It was an awesome experience for everyone.  Four years later everyone still agrees that was the best Disney experience ever! 


Beyond the packing of the clothes and sunblock, I feel it’s my job as Mom to make our trips memorable and special.  To that end, here are some of the things I do for our Disney trips:

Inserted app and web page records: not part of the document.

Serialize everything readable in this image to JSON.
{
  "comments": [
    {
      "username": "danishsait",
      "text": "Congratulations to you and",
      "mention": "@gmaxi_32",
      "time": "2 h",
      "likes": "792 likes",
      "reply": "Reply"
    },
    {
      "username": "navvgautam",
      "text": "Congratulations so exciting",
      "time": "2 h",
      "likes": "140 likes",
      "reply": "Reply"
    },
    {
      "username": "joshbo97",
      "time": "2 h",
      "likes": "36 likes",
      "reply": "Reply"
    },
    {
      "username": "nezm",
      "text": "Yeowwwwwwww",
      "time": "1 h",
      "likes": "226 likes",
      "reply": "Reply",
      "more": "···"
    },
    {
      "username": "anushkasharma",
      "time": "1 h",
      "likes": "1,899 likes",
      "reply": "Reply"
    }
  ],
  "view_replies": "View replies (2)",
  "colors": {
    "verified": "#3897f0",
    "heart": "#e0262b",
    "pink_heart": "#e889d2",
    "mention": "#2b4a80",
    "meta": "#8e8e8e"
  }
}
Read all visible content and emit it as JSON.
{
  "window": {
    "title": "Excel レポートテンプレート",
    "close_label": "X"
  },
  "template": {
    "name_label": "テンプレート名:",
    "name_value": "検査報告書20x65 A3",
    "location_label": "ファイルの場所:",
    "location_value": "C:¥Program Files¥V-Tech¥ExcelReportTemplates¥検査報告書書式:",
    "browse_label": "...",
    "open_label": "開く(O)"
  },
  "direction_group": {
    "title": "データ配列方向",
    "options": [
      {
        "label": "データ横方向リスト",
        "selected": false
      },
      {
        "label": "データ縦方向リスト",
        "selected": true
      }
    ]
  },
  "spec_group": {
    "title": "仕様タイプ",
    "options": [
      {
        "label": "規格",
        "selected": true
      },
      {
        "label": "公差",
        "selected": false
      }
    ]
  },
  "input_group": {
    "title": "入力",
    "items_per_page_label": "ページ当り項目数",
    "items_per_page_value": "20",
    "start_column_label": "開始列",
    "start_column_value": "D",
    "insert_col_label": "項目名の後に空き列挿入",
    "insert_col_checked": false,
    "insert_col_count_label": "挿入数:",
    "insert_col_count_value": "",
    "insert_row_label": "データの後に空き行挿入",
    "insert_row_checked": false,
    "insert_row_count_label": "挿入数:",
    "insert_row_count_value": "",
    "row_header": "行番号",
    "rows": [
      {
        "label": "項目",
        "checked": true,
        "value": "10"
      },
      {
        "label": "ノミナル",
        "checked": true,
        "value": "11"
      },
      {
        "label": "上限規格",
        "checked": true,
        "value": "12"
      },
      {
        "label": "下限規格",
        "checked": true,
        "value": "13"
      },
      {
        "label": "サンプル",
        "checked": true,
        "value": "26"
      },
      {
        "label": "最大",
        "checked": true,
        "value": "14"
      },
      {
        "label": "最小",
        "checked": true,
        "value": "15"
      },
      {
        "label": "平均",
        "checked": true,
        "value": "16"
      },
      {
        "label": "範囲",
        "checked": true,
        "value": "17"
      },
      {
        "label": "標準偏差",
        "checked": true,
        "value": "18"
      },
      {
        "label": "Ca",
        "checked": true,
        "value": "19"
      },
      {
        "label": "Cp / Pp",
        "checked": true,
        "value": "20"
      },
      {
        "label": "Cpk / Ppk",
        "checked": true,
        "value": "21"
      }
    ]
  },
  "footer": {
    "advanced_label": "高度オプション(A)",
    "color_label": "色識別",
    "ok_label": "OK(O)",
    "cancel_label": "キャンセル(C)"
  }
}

  • Shirts – This is the 3rd year the kids have had personalized shirts to wear at Disney.  This year’s theme was The Incredibles so each of us had a different character and quote from the movie. On the back of the kids’ shirts is a list of all their Disney trips.  We all wore our shirts on our first full day in the parks.  We were stopped by members of the ‘Dream Team’ and given a certificate for free ice creams for our creativity.
  • Car Decorations – It started as a way to identify our golf cart among the hundreds of identical ones at Disney’s Fort Wilderness but the car/cart decorating has grown into a much loved tradition.  I make our own car ‘decals’ by printing our designs, placing them on magnetic sheets and then laminating them to make them waterproof.  We made our rental van into the ‘Incredi-van’ by putting The Incredibles logo on the sides, pictures of Jack-Jack and Syndrome on the back and hanging pictures of other characters (with suction cup hooks) on the windows inside.
  • Music – Nothing makes our trip more ‘Disney’ than our homemade music CDs!  Using all of our music files, I prepared 6 audio CDs worth of fun music.  I keep them in the carry-on luggage so from the moment we pick up the rental car, we’ve got our tunes.
  • Lights – Sure, we could shell out $15-$20 a kid for those fancy light up toys they sell in the parks… but we bring our own instead.  I’ve done this for years and surprisingly, the kids seem to like it that way. 
  • Food – I think vacation is a perfect time to have forbidden treats.  Ask my kids what they love about going to Disney and one of the top 5 responses you get is cereal.  Yes, breakfast cereal at Disney is a big deal.  You see, I let them pick whatever they want, something that never happens at home where sugar content and prices dictate acceptable boxes.

This was our 8th Disney World trip as a family.  We’ve got this down to a science.  Here are my best trip tips.

  1. Disney’s Fort Wilderness Cabins – if you have a large family or a child with autism, this is the way to go!  The mobile home sized cabin features a bedroom with a full sized bed and a set of bunk beds, a murphy bed in the living area, a full kitchen (full size fridge, microwave, stove, dishwasher, dishes, pots and pans, dining table for 6), two tvs, and most important of all – space between cabins so your kids aren’t always waking the neighbors!
  2. Two-way Radios – if your party needs to split, these make it so much easier. 
  3. Light Your Way – a few years ago I was looking for a cool way to decorate our golf cart and stumbled on electroluminescent wire, or EL wire.  I purchased one and discovered it worked best on Adrian’s wheelchair.  When we turn it on, people take notice – and move out of the way!  When we started bringing Zee’s stroller too I bought one for that too.  Now people move out of our way and they know we’re together so they don’t step between us.  It also makes it easier for the girls to spot us and stay with us in the crowds.
  4. Don’t Squeeze the Sunblock – Our first few trips we had sunblock explosions in our luggage.  It was contained in the toiletry or plastic bags, but it was still a mess to clean up.  So I started packing the sunblock, along with our other toiletries, in a shoebox.  We haven’t had a sunblock spill since.
  5. Outfits to Go – I’m all for doing less work on vacation.  To that end, I roll the kids’ complete outfits and secure them with a rubber band (or hair tie) and place them in a marked plastic storage bag for the trip.  Upon arrival I empty the contents into separate drawers and tell the kids which drawer is theirs.  Each child can then retrieve a bundle from their drawer and dress themselves without my help.  Ahh.
  6. Poncho Pouch – Ditto for the ponchos.  Each is rolled and secured with a different color hair tie so everyone can find theirs quickly.  Having a few clothes pins in the bag is also helpful for securing the ponchos to wheelchairs, strollers or squirmy kids.
  7. Be Prepared – We’ve learned the hard way to keep a bag with spare clothes and bathing suits in the rental car.  You never know when accidents or water rides will hit you.